- Cloudy Bayes: Hierarchical Bayesian modeling in Haskell
- The Cloudy Bayes project aims to develop a fast Bayesian model fitter that takes advantage of modern multiprocessor machines. It will support model descriptions in the BUGS model description language (WinBUGS, OpenBUGS, and JAGS). It will be implemented as an embedded domain specific language (EDSL) within Haskell. A wide range of model hierarchical Bayesian model structures will be possible, including many of the models used in medical, ecological, and biological sciences.

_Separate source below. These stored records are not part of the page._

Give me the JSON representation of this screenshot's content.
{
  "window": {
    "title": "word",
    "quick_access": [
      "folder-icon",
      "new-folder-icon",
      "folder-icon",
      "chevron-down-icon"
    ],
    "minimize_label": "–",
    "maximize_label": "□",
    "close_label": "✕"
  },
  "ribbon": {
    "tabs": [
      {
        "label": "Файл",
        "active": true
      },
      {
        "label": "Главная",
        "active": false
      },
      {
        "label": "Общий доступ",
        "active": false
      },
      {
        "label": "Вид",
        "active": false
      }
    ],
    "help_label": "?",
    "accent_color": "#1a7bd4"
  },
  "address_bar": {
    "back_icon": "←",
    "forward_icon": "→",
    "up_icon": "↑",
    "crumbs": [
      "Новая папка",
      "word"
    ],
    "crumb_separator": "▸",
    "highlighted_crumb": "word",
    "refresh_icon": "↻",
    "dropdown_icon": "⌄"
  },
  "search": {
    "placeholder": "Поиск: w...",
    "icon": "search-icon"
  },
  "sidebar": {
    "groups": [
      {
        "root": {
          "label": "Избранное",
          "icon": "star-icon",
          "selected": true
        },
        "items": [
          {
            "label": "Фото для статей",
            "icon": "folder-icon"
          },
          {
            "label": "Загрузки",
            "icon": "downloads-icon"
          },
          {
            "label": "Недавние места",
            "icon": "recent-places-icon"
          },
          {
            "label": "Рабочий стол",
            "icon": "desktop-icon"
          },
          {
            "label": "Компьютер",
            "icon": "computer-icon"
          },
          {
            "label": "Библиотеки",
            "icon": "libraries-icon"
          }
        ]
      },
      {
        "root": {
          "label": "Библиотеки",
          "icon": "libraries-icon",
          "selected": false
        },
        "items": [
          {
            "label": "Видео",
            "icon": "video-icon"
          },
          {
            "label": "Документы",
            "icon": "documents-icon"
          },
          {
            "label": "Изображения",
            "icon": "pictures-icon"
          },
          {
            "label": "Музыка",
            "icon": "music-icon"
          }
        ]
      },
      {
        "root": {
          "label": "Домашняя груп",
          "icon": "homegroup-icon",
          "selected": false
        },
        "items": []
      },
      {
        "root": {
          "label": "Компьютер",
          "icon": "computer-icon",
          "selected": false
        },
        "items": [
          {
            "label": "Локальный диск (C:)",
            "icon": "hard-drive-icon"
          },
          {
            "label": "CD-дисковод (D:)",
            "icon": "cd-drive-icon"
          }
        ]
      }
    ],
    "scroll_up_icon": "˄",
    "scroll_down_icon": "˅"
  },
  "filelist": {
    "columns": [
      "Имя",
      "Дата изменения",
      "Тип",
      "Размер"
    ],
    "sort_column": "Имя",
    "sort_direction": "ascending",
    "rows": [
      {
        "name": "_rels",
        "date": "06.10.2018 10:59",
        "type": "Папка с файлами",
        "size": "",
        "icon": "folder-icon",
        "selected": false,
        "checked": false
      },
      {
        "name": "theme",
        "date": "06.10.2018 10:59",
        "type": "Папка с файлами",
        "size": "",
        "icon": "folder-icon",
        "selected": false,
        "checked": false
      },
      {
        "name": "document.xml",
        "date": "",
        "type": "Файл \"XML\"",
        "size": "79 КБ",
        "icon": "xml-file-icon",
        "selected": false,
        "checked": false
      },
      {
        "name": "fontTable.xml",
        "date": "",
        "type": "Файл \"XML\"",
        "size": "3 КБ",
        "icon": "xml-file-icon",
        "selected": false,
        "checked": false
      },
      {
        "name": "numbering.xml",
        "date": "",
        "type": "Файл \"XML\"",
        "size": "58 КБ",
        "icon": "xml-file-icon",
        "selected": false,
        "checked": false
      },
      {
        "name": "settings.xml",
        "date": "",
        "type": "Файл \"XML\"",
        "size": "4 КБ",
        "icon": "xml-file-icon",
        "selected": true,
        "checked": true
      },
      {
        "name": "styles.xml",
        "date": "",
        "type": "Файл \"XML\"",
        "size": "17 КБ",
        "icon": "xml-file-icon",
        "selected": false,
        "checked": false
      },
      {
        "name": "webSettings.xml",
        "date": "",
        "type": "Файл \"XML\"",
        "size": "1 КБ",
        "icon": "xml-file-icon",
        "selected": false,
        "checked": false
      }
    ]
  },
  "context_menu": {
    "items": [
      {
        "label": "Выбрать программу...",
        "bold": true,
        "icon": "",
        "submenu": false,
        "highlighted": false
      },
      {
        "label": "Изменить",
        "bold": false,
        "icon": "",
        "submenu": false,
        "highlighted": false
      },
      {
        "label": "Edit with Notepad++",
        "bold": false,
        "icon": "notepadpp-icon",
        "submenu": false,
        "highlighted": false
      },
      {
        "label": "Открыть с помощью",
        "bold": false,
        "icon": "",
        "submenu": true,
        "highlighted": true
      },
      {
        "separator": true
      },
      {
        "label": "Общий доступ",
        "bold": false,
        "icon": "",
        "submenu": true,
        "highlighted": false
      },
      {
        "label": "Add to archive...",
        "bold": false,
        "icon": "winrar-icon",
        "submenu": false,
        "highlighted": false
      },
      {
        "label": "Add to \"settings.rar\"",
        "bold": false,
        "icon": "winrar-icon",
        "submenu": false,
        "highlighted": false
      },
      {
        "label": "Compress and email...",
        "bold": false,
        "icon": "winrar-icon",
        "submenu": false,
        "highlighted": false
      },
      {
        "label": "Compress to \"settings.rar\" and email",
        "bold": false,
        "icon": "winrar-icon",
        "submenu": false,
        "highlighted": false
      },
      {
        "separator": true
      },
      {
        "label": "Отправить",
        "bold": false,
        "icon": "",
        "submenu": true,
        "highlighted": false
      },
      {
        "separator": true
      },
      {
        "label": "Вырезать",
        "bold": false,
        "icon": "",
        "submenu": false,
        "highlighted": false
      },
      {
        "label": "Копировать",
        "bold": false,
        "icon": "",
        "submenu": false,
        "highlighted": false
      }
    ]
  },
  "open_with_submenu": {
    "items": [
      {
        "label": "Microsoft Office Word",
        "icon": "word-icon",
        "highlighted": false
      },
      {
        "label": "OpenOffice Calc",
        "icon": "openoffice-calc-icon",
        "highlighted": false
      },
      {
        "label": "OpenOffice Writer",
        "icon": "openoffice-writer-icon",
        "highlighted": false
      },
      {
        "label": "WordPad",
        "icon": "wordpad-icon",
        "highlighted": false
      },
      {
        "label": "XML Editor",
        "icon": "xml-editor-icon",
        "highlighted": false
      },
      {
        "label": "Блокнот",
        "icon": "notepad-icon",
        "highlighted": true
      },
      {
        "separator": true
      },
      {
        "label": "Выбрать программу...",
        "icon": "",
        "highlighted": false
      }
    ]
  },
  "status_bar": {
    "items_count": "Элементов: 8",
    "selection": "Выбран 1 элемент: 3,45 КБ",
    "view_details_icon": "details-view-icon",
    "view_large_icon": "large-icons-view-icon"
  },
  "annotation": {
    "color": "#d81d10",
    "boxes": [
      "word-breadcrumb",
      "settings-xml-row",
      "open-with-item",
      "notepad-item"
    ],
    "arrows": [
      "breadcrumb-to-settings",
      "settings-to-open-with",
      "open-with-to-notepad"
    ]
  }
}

- Cloudy Bayes will provide an easy to use interface for describing models, running Monte Carlo Markov chain (MCMC) fitters, diagnosing performance and convergence criteria as it runs, and collecting output for post-processing. Haskell's strong type system will be used to ensure that model descriptions make sense, providing a fast, safe development cycle.
- IIJ Innovation Institute Inc.
- Haskell is suitable for many kinds of domain, and GHC's support for lightweight threads makes it attractive for concurrency applications. An exception has been network server programming because GHC 6.12 and earlier have an IO manager that is limited to 1024 network sockets. GHC 7 has a new IO manager implementation that gets rid of this limitation.
- This project will implement several network servers to demonstrate that Haskell is suitable for network servers that handle a massive number of concurrent connections.
- Los Alamos National Laboratory
- This project will use parallel Haskell to implement high-performance Monte Carlo algorithms, a class of algorithms which use randomness to sample large or otherwise intractable solution spaces. The initial goal is a particle-based MC algorithm suitable for modeling the flow of radiation, with application to problems in astrophysics. From this, the project is expected to move to identification of suitable abstractions for expressing a wider variety of Monte Carlo algorithms, and using models for different physical phenomena.
- Willow Garage Inc.
- Distributed Rigid Body Dynamics in ROS
- Willow Garage seeks a high-level representation for a distributed rigid body dynamics simulation, capable of excellent parallel speedup on current and foreseeable hardware, yet linking to existing optimized libraries for low-level message passing and matrix math.
- This project will drive API, performance, and profiling tool requirements for Haskell's interface to the Message Passing Interface (MPI) specification, an industry-standard in High Performance Computing (HPC), as used on clusters of many nodes.
- Competing internal initiatives use C++/MPI and CUDA directly.
- Willow Garage aims to lay the groundwork for personal robotics applications in everyday life. ROS (Robot Operating System) is an open source, meta-operating system for your robot.
- This project is to demonstrate parallel Haskell technology using the example of graph algorithms in large graphs representing social networks. The current work is on parallel versions of the Bron-Kerbosch algorithm for finding maximal cliques in a graph. The initial goal is to demonstrate good speedups on multi-core and the overall aim to demonstrate good speedups of a distributed version of the algorithm using Cloud Haskell.
- VETT are working on a transaction processing application using Cloud Haskell. More details will be available shortly.